L’Oréal is a company very committed to its employees and its consumers, especially in the situation we live in marked by Covid-19. Regarding the business, we have noticed seasonality in the products being sold. We have seen a cycle where sales go down at the beginning and then go up in basic needs, such as shampoo or hand cream due to the dryness caused by soap and alcohol, and everything you can do at home, like hair colouring and facial treatments for example. So ecommerce has gone up a lot compared to stores that are currently closed, and digital strategy is now crucial to enable us to communicate with our consumers. Now there is more livestreaming, tips, ‘how to’ and so on, which is designed to show people what they can do at home. In short, the priorities and means change, but the relationship with consumers persists. Health and making sure everyone is safe is the number one priority for L’Oréal, but at the same time we have the chance to talk to our consumers on a one-on-one basis in confidence and bring them added value in this situation.
As far as telecommuting is concerned, most of the actions are carried out by Teams and communication has to be more structured and to the point with short and snappy meetings which enable us to meet targets. Organisation is particularly significant at this time along with remote leadership to set priorities week by week.
-Speaking of digital transformation, how is the company addressing all the changes that are in store?
Our team also manages an innovation programme with a start-up accelerator that allows us to give them advice regarding the beauty market, to learn from and give feedback to each other. Ethics, sustainability… these are trends that are coming on strong, but it’s an environment that changes all the time. Consumers change, too. Covid-19, for example, has changed how we interact and shop and maybe our values as well.
-What are your biggest challenges in the cosmetics sector?
Grabbing consumers’ attention is the biggest challenge. People get so many inputs and information that we are at digital saturation point. Finding the tone, the form, the moment to be relevant for our consumers is the most important thing.
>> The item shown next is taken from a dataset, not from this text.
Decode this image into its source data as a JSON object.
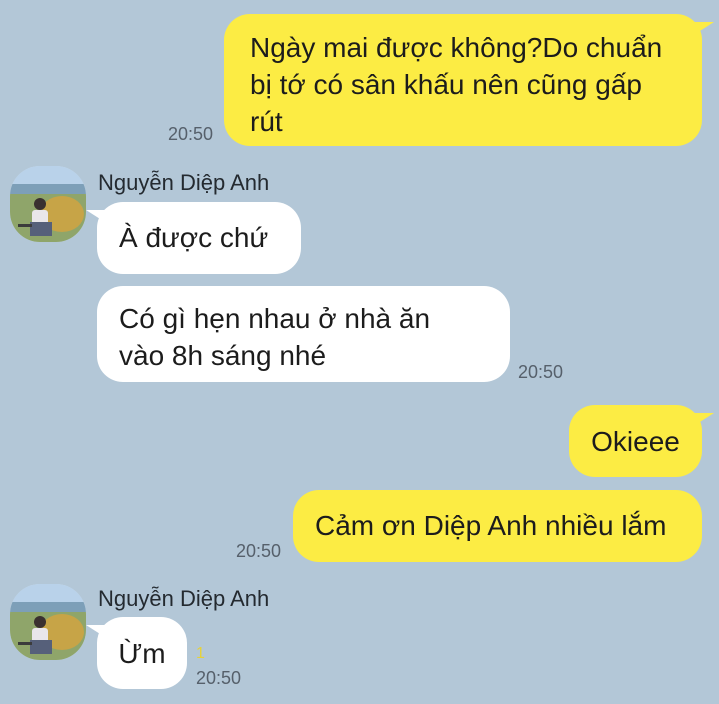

-You have mostly worked at L’Oréal, where you have held various posts in Germany, New York and Paris for 11 years. What has this international journey been like? What has been most rewarding about it? And most difficult?
I always wanted to study and work abroad, so I left home at the age of 17 to study in the Netherlands and Spain. Then I started working for L’Oréal in Germany, and since it is a multinational, there are opportunities to develop an international career. Although it has a similar culture in all countries, it is still important to understand the differences in each culture and adjust to them, which can take about six months depending on the country and culture. In Germany, for example, structure and order are very important, while in France work is more flexible and relational… However, in the United States everything went very fast, but the separation between work and private life is important. So you have to understand the culture of each place and adjust to it, while at the same time you need to be able to bring something different. I am very American in my management style, which is more cross-cutting and participative and provides opportunities for growth and development, and I like to get this across to my teams because I think it works with me and with them.
-What is your relationship with the Esade Alumni International Chapters?
I was in touch with the New York Chapter during my stay there and also with the Paris Chapter, where I go to lifelong-learning sessions and meet other alumni as well as the rest of the industry. Some of my best friends abroad are Esade alumni, so I think it’s very exciting to have an international network.
-What does Esade mean to you personally and professionally?
I have extremely good memories of my time at Esade. The added value of the lecturers, who are world-class academics yet also in touch with business reality, means Esade is more than just a university. Its culture and community are fantastic.